How Clean Are Electric Cars? Depends on the State
Posted on Jul 19, 2010
With high-profile deals, expanding infrastructure and a growing list of models, the electric car is finally arriving, but, as they say, your mileage may vary. Charge that Tesla Roadster in Georgia, where they burn coal to power the grid, and you may as well be driving a Prius.
Still, even the dirtiest power plant is generally more efficient than the internal combustion engine. —PZS
San Francisco Chronicle:
The amount of greenhouse gas emissions saved by electric cars varies widely from state to state. California’s grid is relatively carbon-free, drawing 14.4 percent of its electricity in 2008 from nuclear plants, 11 percent from large hydroelectric dams and 10.6 percent from renewable sources such as geothermal plants and wind farms, according to the California Energy Commission. More than 45 percent of the state’s electricity comes from burning natural gas, which produces less carbon dioxide than coal.
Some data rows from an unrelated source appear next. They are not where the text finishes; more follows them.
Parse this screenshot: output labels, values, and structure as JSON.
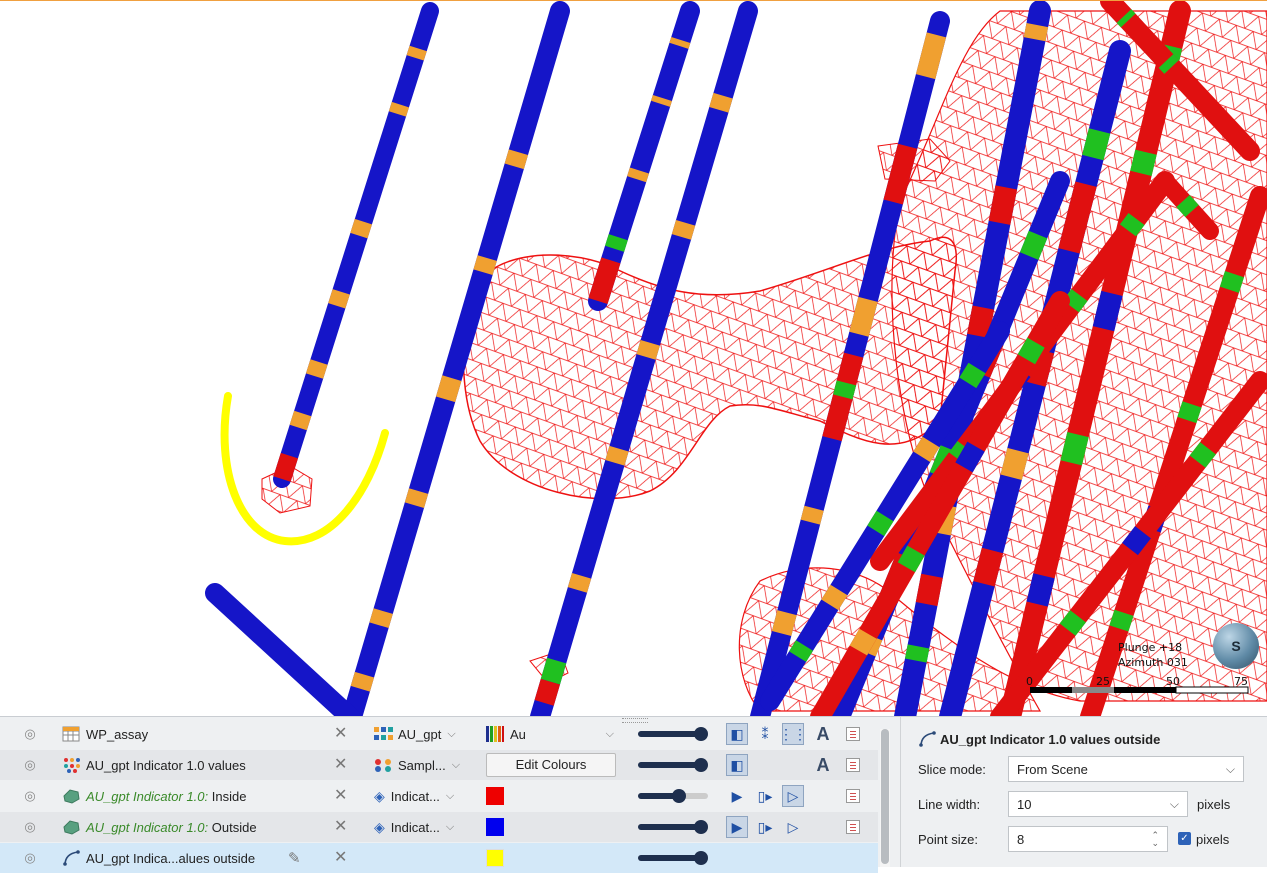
{
  "scene": {
    "plunge": "Plunge +18",
    "azimuth": "Azimuth 031",
    "scale_labels": [
      "0",
      "25",
      "50",
      "75"
    ],
    "compass_label": "S",
    "colors": {
      "hole": "#1515c8",
      "hole_hi": "#2a2ae0",
      "orange": "#f0a030",
      "red": "#e01010",
      "green": "#20c020",
      "mesh": "#ee1111",
      "yellow": "#ffff00"
    }
  },
  "objects": [
    {
      "name": "WP_assay",
      "attr": "AU_gpt",
      "colour_label": "Au",
      "slider": 0.95,
      "icon": "table-icon"
    },
    {
      "name": "AU_gpt Indicator 1.0 values",
      "attr": "Sampl...",
      "colour_button": "Edit Colours",
      "slider": 0.95,
      "icon": "points-icon"
    },
    {
      "name_italic": "AU_gpt Indicator 1.0:",
      "name_suffix": " Inside",
      "attr": "Indicat...",
      "swatch": "#ee0000",
      "slider": 0.6,
      "icon": "volume-icon"
    },
    {
      "name_italic": "AU_gpt Indicator 1.0:",
      "name_suffix": " Outside",
      "attr": "Indicat...",
      "swatch": "#0000ee",
      "slider": 0.95,
      "icon": "volume-icon"
    },
    {
      "name": "AU_gpt Indica...alues outside",
      "swatch": "#ffff00",
      "slider": 0.95,
      "icon": "polyline-icon"
    }
  ],
  "props": {
    "title": "AU_gpt Indicator 1.0 values outside",
    "slice_label": "Slice mode:",
    "slice_value": "From Scene",
    "line_label": "Line width:",
    "line_value": "10",
    "line_unit": "pixels",
    "point_label": "Point size:",
    "point_value": "8",
    "point_unit": "pixels"
  }
}
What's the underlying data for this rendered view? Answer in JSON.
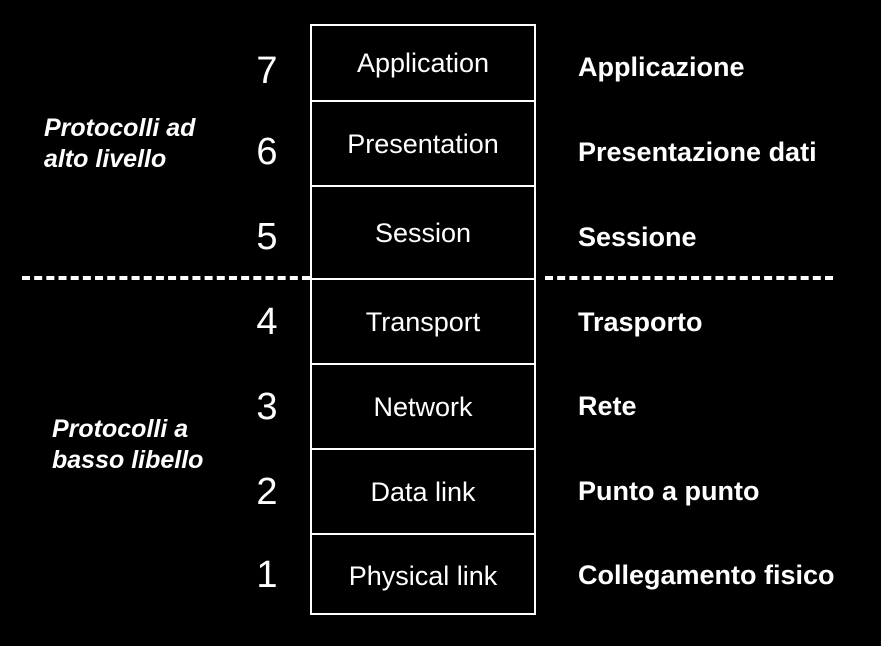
{
  "figure": {
    "background_color": "#000000",
    "foreground_color": "#ffffff"
  },
  "groups": [
    {
      "id": "high",
      "label": "Protocolli ad\nalto livello",
      "covers_layers": [
        7,
        6,
        5
      ]
    },
    {
      "id": "low",
      "label": "Protocolli a\nbasso libello",
      "covers_layers": [
        3,
        2
      ]
    }
  ],
  "divider": {
    "style": "dashed",
    "between_layers": [
      5,
      4
    ]
  },
  "layers": [
    {
      "number": "7",
      "name": "Application",
      "italian": "Applicazione"
    },
    {
      "number": "6",
      "name": "Presentation",
      "italian": "Presentazione dati"
    },
    {
      "number": "5",
      "name": "Session",
      "italian": "Sessione"
    },
    {
      "number": "4",
      "name": "Transport",
      "italian": "Trasporto"
    },
    {
      "number": "3",
      "name": "Network",
      "italian": "Rete"
    },
    {
      "number": "2",
      "name": "Data link",
      "italian": "Punto a punto"
    },
    {
      "number": "1",
      "name": "Physical link",
      "italian": "Collegamento fisico"
    }
  ],
  "layout": {
    "row_tops": [
      24,
      100,
      185,
      278,
      363,
      448,
      533
    ],
    "row_bottoms": [
      100,
      185,
      278,
      363,
      448,
      533,
      615
    ],
    "number_baselines": [
      52,
      133,
      218,
      303,
      388,
      473,
      556
    ],
    "italian_tops": [
      52,
      137,
      222,
      307,
      391,
      476,
      560
    ]
  }
}
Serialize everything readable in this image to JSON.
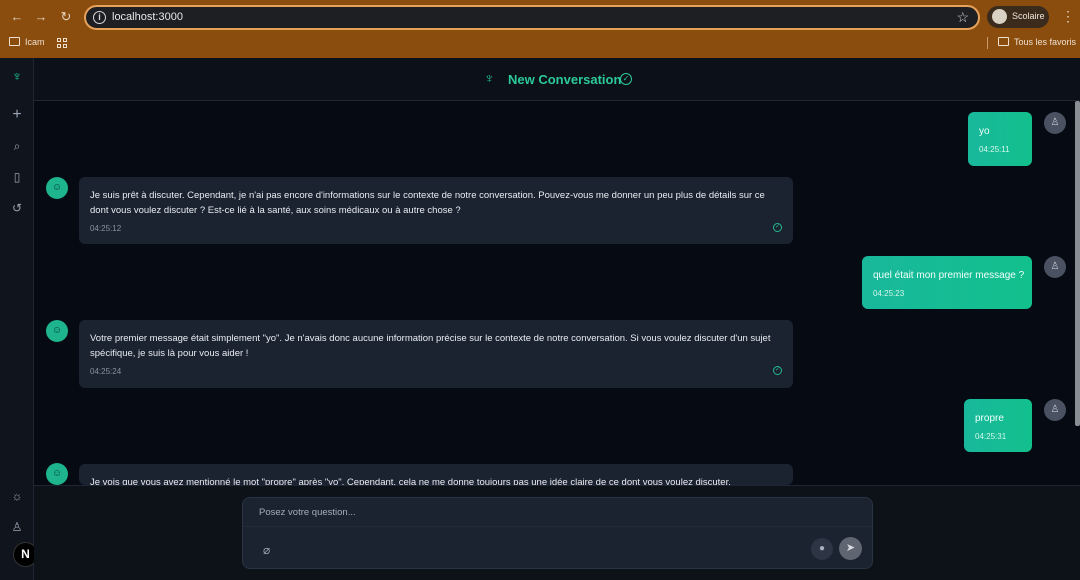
{
  "browser": {
    "url": "localhost:3000",
    "profile_name": "Scolaire",
    "bookmarks": [
      {
        "label": "Icam"
      }
    ],
    "bookmarks_right": "Tous les favoris"
  },
  "header": {
    "title": "New Conversation"
  },
  "messages": [
    {
      "role": "user",
      "text": "yo",
      "time": "04:25:11"
    },
    {
      "role": "assistant",
      "text": "Je suis prêt à discuter. Cependant, je n'ai pas encore d'informations sur le contexte de notre conversation. Pouvez-vous me donner un peu plus de détails sur ce dont vous voulez discuter ? Est-ce lié à la santé, aux soins médicaux ou à autre chose ?",
      "time": "04:25:12"
    },
    {
      "role": "user",
      "text": "quel était mon premier message ?",
      "time": "04:25:23"
    },
    {
      "role": "assistant",
      "text": "Votre premier message était simplement \"yo\". Je n'avais donc aucune information précise sur le contexte de notre conversation. Si vous voulez discuter d'un sujet spécifique, je suis là pour vous aider !",
      "time": "04:25:24"
    },
    {
      "role": "user",
      "text": "propre",
      "time": "04:25:31"
    },
    {
      "role": "assistant",
      "text": "Je vois que vous avez mentionné le mot \"propre\" après \"yo\". Cependant, cela ne me donne toujours pas une idée claire de ce dont vous voulez discuter."
    }
  ],
  "composer": {
    "placeholder": "Posez votre question..."
  },
  "sidebar": {
    "badge": "N"
  },
  "colors": {
    "accent": "#1fbf98",
    "user_bubble": "#14bc94",
    "assistant_bubble": "#1b2230",
    "chrome": "#8a4d0e"
  }
}
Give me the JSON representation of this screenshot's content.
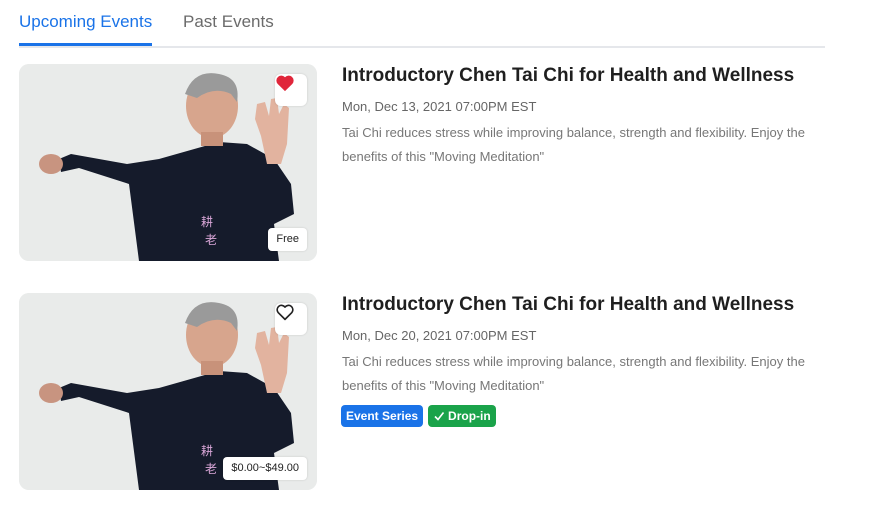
{
  "tabs": [
    {
      "label": "Upcoming Events",
      "active": true
    },
    {
      "label": "Past Events",
      "active": false
    }
  ],
  "events": [
    {
      "title": "Introductory Chen Tai Chi for Health and Wellness",
      "date": "Mon, Dec 13, 2021 07:00PM EST",
      "description": "Tai Chi reduces stress while improving balance, strength and flexibility. Enjoy the benefits of this \"Moving Meditation\"",
      "price": "Free",
      "favorite": true,
      "favorite_icon": "heart-filled-icon",
      "badges": []
    },
    {
      "title": "Introductory Chen Tai Chi for Health and Wellness",
      "date": "Mon, Dec 20, 2021 07:00PM EST",
      "description": "Tai Chi reduces stress while improving balance, strength and flexibility. Enjoy the benefits of this \"Moving Meditation\"",
      "price": "$0.00~$49.00",
      "favorite": false,
      "favorite_icon": "heart-outline-icon",
      "badges": [
        {
          "label": "Event Series",
          "color": "#1a73e8"
        },
        {
          "label": "Drop-in",
          "color": "#1aa34a",
          "icon": "check-icon"
        }
      ]
    }
  ],
  "colors": {
    "accent": "#1a73e8",
    "heart": "#e0263a",
    "dropin": "#1aa34a"
  }
}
Many states in the Midwest or Southeast, however, rely heavily on coal. There, electric cars will still produce fewer emissions than gasoline vehicles, but the difference won’t be as great.
“A Tesla in Georgia would give you about the same greenhouse gas emissions as a good Prius,” Hwang said, referring to Toyota’s popular hybrid car. “You’re not going backward, but you’re only doing as well as a Prius.”